The newcomer is George III. He is 26 years old, stands 6 feet 5, weighs 240, and is not likely to be bought out. That’s because George I, despite early misgivings, has bought in.

“Think of it,” he says. “Maybe an American heavyweight contender. Been such a long time . . . “

Before we let George I wax poetically about George III, we must make a stop for clarification. With this family, you need a scorecard to tell the players.

George I, the big guy, turned 60 in January. His journey from Olympic gold medalist to world-renowned boxer, to preacher, wealthy product spokesman and television commentator, is well-documented. That of his children, thanks to their parents’ tendency to stutter when selecting names, is less so.


The five boys are designated both by Roman numeral and nickname: George II is Junior, George III is Monk, George IV is Big Wheel, George V is Red and George VI is Little Joe. George V got his nickname because his parents had decided, after him, there would be no more. He was the ninth child, a stop light for them. Of course, they soon ran their own red light and along came Little Joe.

The girls, in addition to Freeda George and Georgette, are Natalie, Leola and the oldest child, Michi.

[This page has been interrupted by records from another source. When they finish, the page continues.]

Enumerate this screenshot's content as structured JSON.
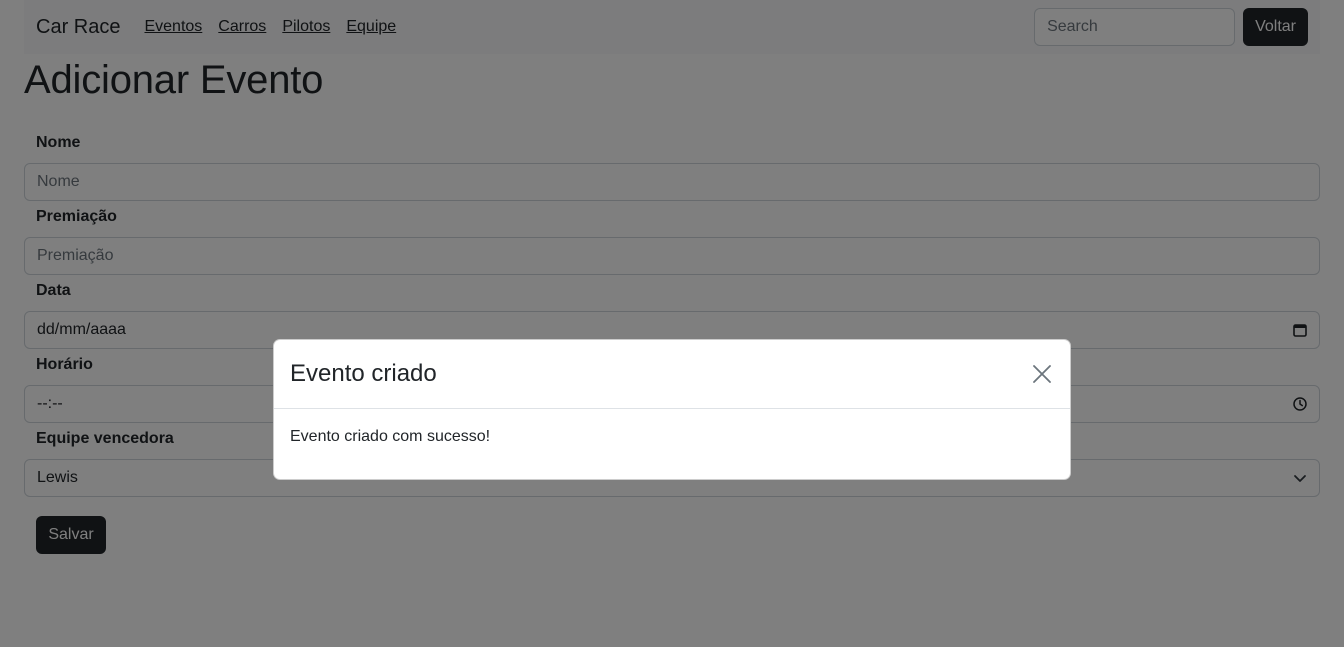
{
  "navbar": {
    "brand": "Car Race",
    "links": [
      "Eventos",
      "Carros",
      "Pilotos",
      "Equipe"
    ],
    "search_placeholder": "Search",
    "back_label": "Voltar"
  },
  "page_title": "Adicionar Evento",
  "form": {
    "nome": {
      "label": "Nome",
      "placeholder": "Nome"
    },
    "premiacao": {
      "label": "Premiação",
      "placeholder": "Premiação"
    },
    "data": {
      "label": "Data",
      "value": "dd/mm/aaaa",
      "icon": "calendar-icon"
    },
    "horario": {
      "label": "Horário",
      "value": "--:--",
      "icon": "clock-icon"
    },
    "equipe": {
      "label": "Equipe vencedora",
      "value": "Lewis",
      "icon": "chevron-down-icon"
    },
    "save_label": "Salvar"
  },
  "modal": {
    "title": "Evento criado",
    "body": "Evento criado com sucesso!",
    "close_icon": "close-icon"
  },
  "colors": {
    "dark_button": "#212529",
    "backdrop": "rgba(0,0,0,0.5)",
    "navbar_bg": "#f8f9fa"
  }
}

The family home is a 40-acre sprawl in the Houston suburb of Huffman. Some 220 miles away is a family ranch in Marshall, Texas.

On boxing, the family deal, according to George I, was that any participation was off limits until a college degree was obtained.

“Boxing is such a hard sport,” says George I. “You punish yourself. You are always up at the crack of dawn, out running, working. If you had 75 friends when you started, you have seven when you are done.”

George III (Monk) went to Pepperdine for two years, then finished at Rice and was so accomplished in business that he took over handling many of his father’s affairs. George I says that George III has always been the brains of the family, the most articulate.


“The girls always thought he was the most handsome too,” says George I, who says there was also an Ivy League side to his second son.

“He was a big lacrosse player in high school, at Culver Academy in Indiana,” George I says. “He’d walk around with that stick all the time. Kind of a geek.”

So, it was with some surprise that George I witnessed George III working out one day in the boxing gym and discovered this was what he wanted to do. Joan said no, unless George I would teach him and train him and make sure he does it right. And George I, who fought 81 pro fights over 350 rounds and remains one of the lucky few who has no side effects, says the brain damage issue is “something you never stop worrying about.”

So a new George Foreman has begun to grace professional boxing rings, even though he graced no amateur rings. It seems that every time a prospective amateur opponent found out he was to face the son-of, he quickly canceled. Soon George I, who fought only a couple of dozen amateur fights before winning the gold in Mexico City, decided his son might as well start as a pro.

At the moment, George III has not yet struck fear in the hearts of the Klitschko brothers. He has fought only twice, on June 6 in Louisiana and July 31 in New Mexico, winning both by knockout. Billboards in the Inland Empire say he will fight again Sept. 10 at San Manuel casino in Highland.

Not exactly.

Promoter Roy Englebrecht said Monday that George III’s appearance would be postponed to either Oct. 15 or 22, both Thursday nights, and that the billboards would be updated as soon as a final date is set.


Hours before the postponement was indicated, George I was clear that the Sept. 10 date was problematic, that “the billboards are up, so let’s go, but let’s make it October.”

So it will be. And so, as always in boxing’s most famous Roman numeral family, father knows best.